● **ACTIVITY**
Among the entries below, find the lines with "stage" and copy them.

Entries from a dataset of interfaces
========

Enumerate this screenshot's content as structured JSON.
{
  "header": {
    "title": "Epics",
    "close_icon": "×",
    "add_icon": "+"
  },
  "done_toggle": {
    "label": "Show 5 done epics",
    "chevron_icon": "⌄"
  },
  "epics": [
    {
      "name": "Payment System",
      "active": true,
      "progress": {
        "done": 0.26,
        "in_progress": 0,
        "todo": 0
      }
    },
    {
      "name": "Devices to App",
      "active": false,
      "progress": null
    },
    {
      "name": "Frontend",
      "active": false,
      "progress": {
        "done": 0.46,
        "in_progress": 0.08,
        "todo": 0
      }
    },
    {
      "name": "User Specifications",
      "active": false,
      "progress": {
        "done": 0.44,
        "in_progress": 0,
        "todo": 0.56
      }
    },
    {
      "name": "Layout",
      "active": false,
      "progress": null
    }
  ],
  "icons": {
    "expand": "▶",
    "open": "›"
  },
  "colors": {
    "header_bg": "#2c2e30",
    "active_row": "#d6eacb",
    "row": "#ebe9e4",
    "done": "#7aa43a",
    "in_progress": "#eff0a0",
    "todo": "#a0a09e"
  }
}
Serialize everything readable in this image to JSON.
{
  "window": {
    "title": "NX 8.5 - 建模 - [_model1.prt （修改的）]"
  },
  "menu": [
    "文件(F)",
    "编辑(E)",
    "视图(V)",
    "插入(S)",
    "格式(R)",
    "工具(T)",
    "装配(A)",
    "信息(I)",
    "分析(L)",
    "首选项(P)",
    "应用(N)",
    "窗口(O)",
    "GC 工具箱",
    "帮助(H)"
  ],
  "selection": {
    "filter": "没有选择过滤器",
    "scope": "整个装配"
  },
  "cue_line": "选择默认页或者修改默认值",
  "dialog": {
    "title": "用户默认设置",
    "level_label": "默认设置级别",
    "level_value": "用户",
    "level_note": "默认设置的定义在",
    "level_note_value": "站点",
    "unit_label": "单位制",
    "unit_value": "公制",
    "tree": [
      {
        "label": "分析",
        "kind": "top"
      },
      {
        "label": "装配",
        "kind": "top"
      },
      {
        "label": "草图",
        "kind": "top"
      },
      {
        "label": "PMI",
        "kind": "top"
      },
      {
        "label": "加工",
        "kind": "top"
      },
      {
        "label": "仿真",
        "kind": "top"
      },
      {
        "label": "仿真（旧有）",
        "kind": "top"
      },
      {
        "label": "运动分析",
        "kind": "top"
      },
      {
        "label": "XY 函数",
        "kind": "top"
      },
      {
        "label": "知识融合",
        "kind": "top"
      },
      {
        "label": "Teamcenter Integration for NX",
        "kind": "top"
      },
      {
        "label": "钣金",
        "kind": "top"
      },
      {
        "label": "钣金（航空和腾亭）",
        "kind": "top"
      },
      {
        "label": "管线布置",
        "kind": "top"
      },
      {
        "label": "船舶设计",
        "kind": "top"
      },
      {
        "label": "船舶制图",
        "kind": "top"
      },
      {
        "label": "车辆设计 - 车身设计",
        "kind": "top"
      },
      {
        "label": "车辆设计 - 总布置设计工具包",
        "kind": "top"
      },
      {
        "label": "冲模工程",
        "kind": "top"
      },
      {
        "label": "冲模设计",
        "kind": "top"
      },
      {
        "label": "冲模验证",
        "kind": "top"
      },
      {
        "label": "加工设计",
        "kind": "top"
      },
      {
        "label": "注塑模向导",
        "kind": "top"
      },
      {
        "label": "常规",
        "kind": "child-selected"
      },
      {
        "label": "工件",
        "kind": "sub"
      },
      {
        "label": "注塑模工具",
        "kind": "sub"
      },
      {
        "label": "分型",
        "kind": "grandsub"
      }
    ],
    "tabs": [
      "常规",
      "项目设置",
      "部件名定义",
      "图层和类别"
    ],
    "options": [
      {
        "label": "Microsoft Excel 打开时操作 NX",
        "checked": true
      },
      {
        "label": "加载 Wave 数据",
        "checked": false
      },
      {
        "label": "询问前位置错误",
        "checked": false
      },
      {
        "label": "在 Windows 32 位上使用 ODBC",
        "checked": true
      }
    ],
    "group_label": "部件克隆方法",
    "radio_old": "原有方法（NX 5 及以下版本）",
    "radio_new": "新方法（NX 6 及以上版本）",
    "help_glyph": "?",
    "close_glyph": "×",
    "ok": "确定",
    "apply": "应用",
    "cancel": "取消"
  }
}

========

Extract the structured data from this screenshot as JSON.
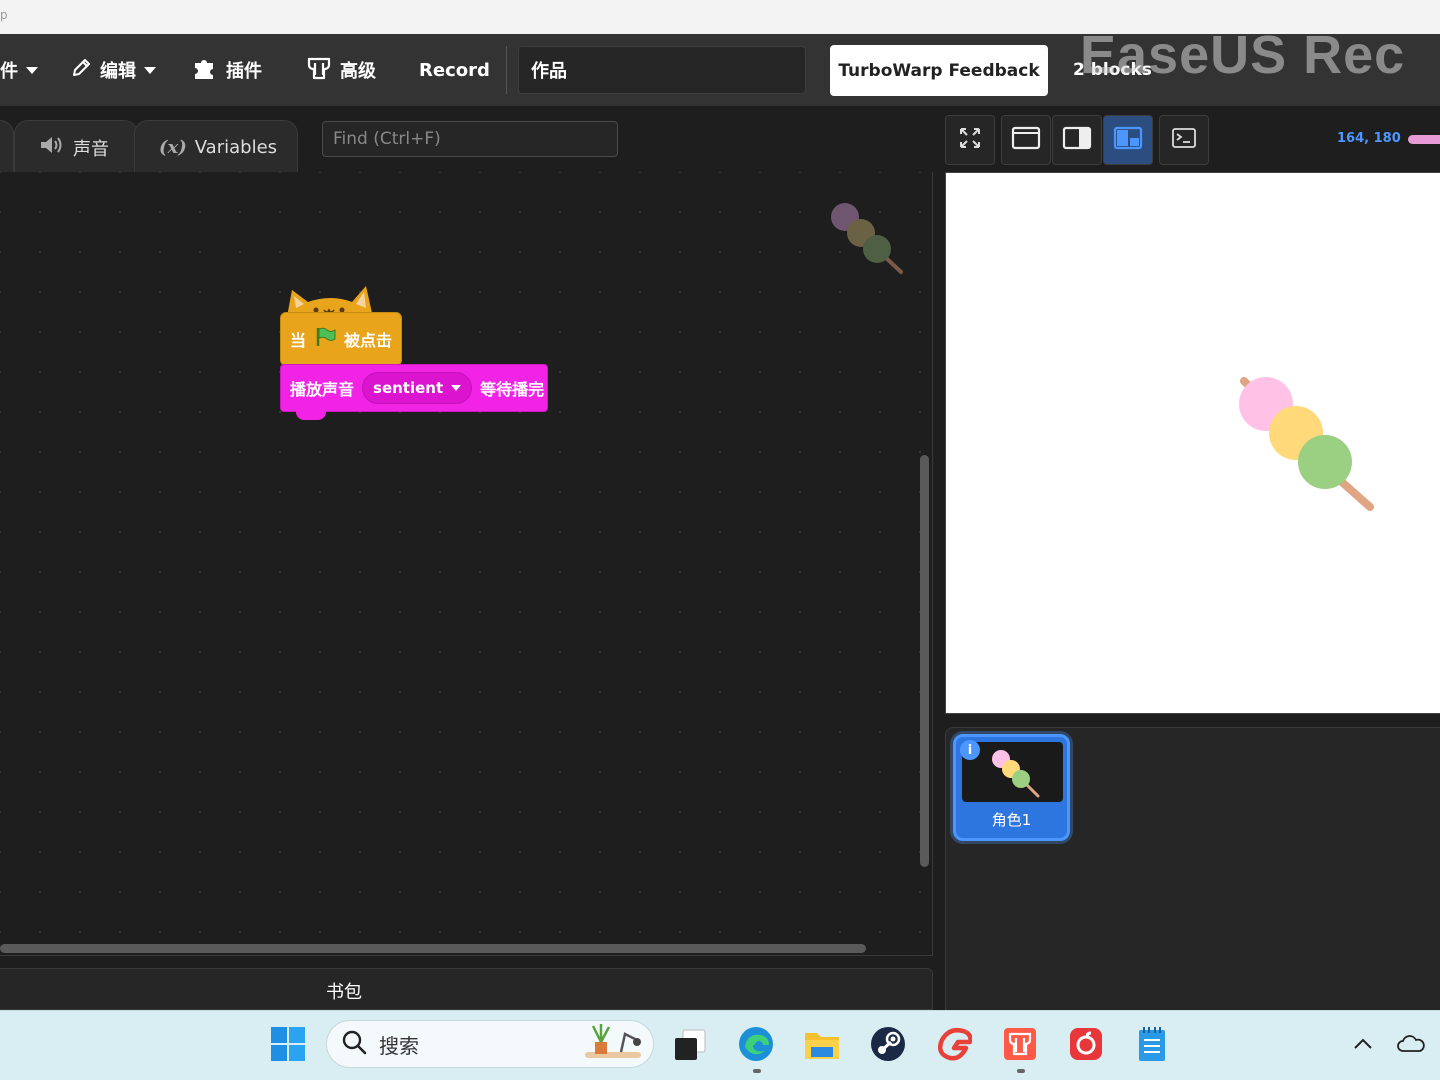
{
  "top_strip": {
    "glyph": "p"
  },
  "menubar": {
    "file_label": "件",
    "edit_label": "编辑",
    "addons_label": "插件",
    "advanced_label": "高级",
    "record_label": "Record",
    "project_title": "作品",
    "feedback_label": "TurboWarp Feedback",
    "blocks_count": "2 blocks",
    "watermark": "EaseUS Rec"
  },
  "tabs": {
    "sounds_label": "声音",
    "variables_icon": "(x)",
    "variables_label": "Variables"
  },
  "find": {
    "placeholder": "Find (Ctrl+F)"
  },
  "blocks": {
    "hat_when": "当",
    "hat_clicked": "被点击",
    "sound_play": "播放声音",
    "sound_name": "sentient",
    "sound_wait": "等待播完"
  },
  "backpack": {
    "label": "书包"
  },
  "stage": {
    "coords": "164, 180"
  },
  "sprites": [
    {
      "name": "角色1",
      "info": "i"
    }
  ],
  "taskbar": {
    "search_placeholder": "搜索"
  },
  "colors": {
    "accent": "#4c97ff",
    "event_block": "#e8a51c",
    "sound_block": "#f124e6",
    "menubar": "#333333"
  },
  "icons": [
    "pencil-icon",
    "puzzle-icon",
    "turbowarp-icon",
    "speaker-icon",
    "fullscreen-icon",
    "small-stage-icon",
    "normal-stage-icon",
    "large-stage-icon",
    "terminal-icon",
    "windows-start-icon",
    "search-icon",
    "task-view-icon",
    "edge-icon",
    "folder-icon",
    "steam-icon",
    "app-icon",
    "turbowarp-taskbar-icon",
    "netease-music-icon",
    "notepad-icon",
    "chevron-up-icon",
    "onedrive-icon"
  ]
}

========

● **ANSWER SPACE**
  "stage": {
    "small-stage-icon",
    "normal-stage-icon",
    "large-stage-icon",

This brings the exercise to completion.